Tax Compliance Checks

Your tax affairs may be checked to make sure you are paying the right amount. This can happen if you are an individual taxpayer or if you run a business. 

What HMRC Can Check 

  • HM Revenue and Customs (HMRC) will write or phone to say what they want to check. This could be: 
  • any taxes you pay 
  • accounts and tax calculations 
  • your Self Assessment tax return 
  • your Company Tax Return 
  • PAYE records and returns, if you employ people 

If you use an accountant, HMRC will contact them instead. 

To authorise someone other than a tax agent (external link), write to HMRC. Tell them who you want to use and for which tax. 

What Happens During a Check 

HMRC may ask to visit your home, business or an adviser’s office, or ask you to visit them. You can have an accountant or legal adviser with you during a visit.  

You may have to pay a penalty if HMRC sends you an inspection or information notice and you don’t send information or refuse a visit. You will not have to pay a penalty if you have a ‘reasonable excuse’, eg:  

  • you are seriously ill 
  • someone close to you has died 

If you think HMRC should stop the check, write to the office that sent you the letter, giving your reasons why. 
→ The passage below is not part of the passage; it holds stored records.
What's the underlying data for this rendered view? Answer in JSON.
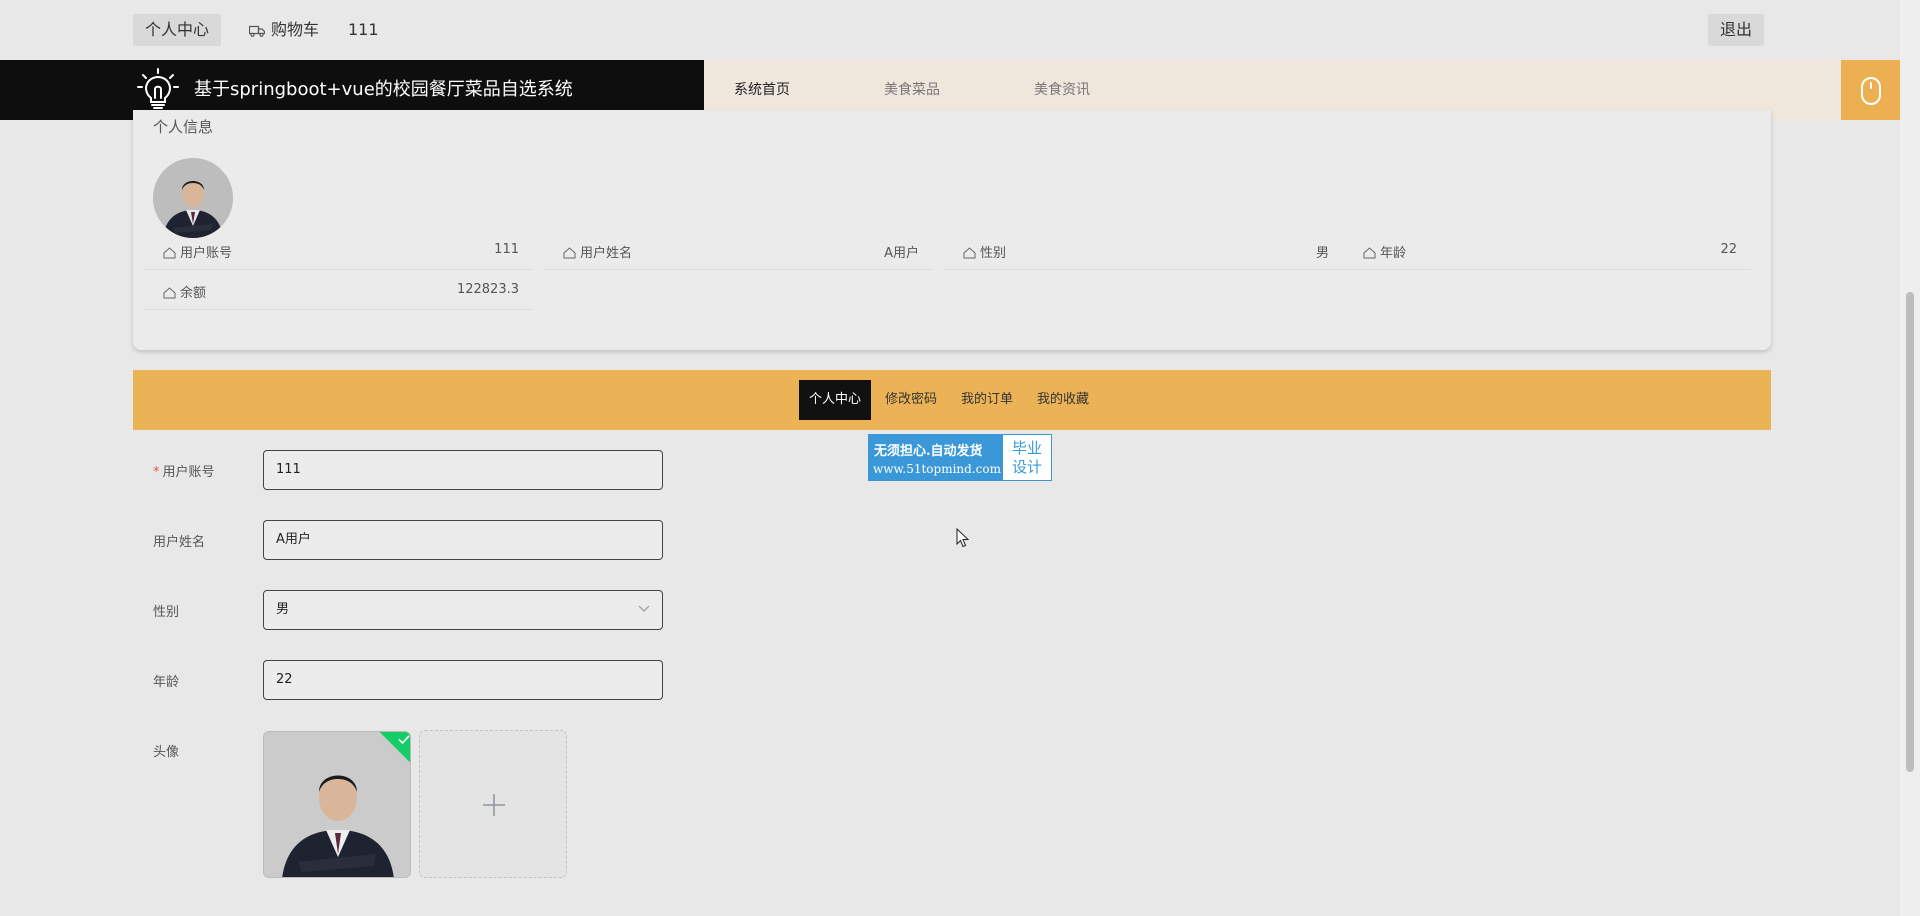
{
  "topbar": {
    "personal_center": "个人中心",
    "cart": "购物车",
    "username": "111",
    "logout": "退出",
    "cart_icon": "truck-icon"
  },
  "header": {
    "logo_icon": "lightbulb-icon",
    "site_title": "基于springboot+vue的校园餐厅菜品自选系统",
    "nav": [
      "系统首页",
      "美食菜品",
      "美食资讯"
    ],
    "mouse_icon": "mouse-icon",
    "accent_color": "#ecb053"
  },
  "profile": {
    "heading": "个人信息",
    "avatar_icon": "user-avatar",
    "fields": [
      {
        "label": "用户账号",
        "value": "111"
      },
      {
        "label": "用户姓名",
        "value": "A用户"
      },
      {
        "label": "性别",
        "value": "男"
      },
      {
        "label": "年龄",
        "value": "22"
      },
      {
        "label": "余额",
        "value": "122823.3"
      }
    ]
  },
  "tabs": {
    "items": [
      "个人中心",
      "修改密码",
      "我的订单",
      "我的收藏"
    ],
    "active_index": 0,
    "bar_color": "#ebb355"
  },
  "watermark": {
    "line1": "无须担心.自动发货",
    "line2": "www.51topmind.com",
    "box": [
      "毕业",
      "设计"
    ]
  },
  "form": {
    "account_label": "用户账号",
    "account_value": "111",
    "name_label": "用户姓名",
    "name_value": "A用户",
    "gender_label": "性别",
    "gender_value": "男",
    "age_label": "年龄",
    "age_value": "22",
    "avatar_label": "头像",
    "required_mark": "*"
  }
}
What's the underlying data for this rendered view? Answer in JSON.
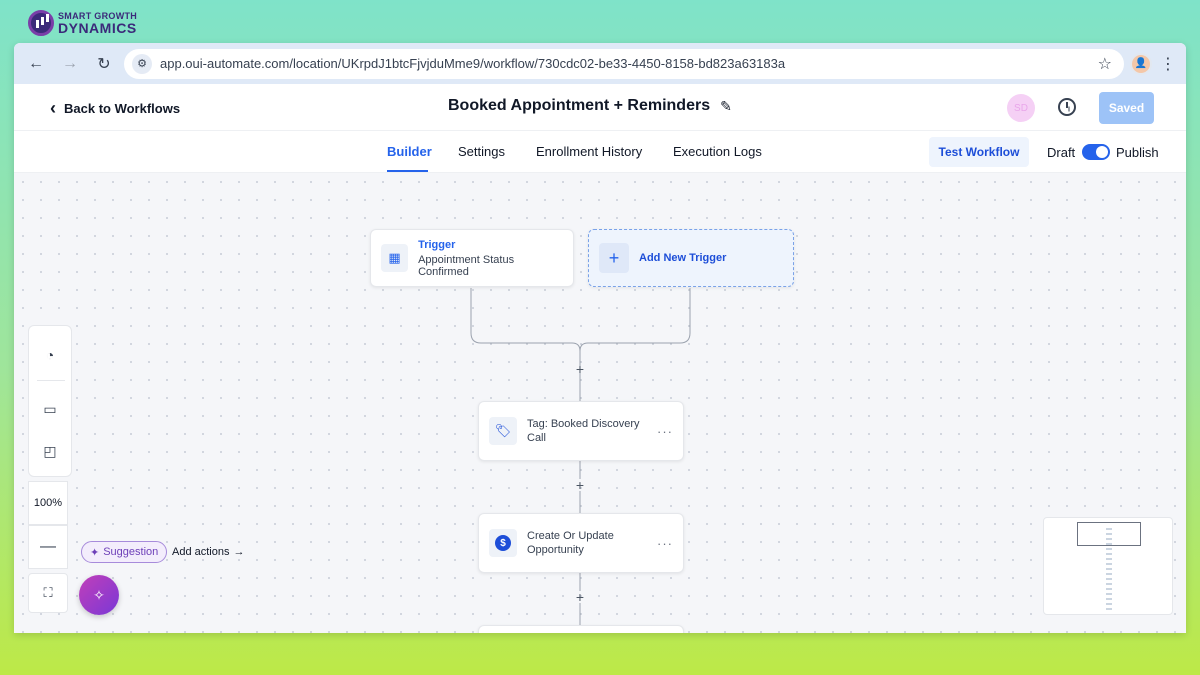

You can apply for Alternative Dispute Resolution (ADR) (external link)at any time if you do not agree with HMRC’s decision or what they are checking. 

After The Check 

  • HMRC will write to tell you the results of the check 

You will be: 

  • repaid if you have paid too much tax - you may also get interest on the amount you are owed 
  • asked to pay additional tax within 30 days if you owe more - you will normally have to pay interest from the date the tax was due 

You may also have to pay a penalty. HMRC will look at: 

  • the reasons why you underpaid or overclaimed the tax 
  • whether you told HMRC as soon as you could 
  • how helpful you have been during the check 

If you have problems paying, tell the officer dealing with the check. 

You can appeal (external link) if you disagree with the decision.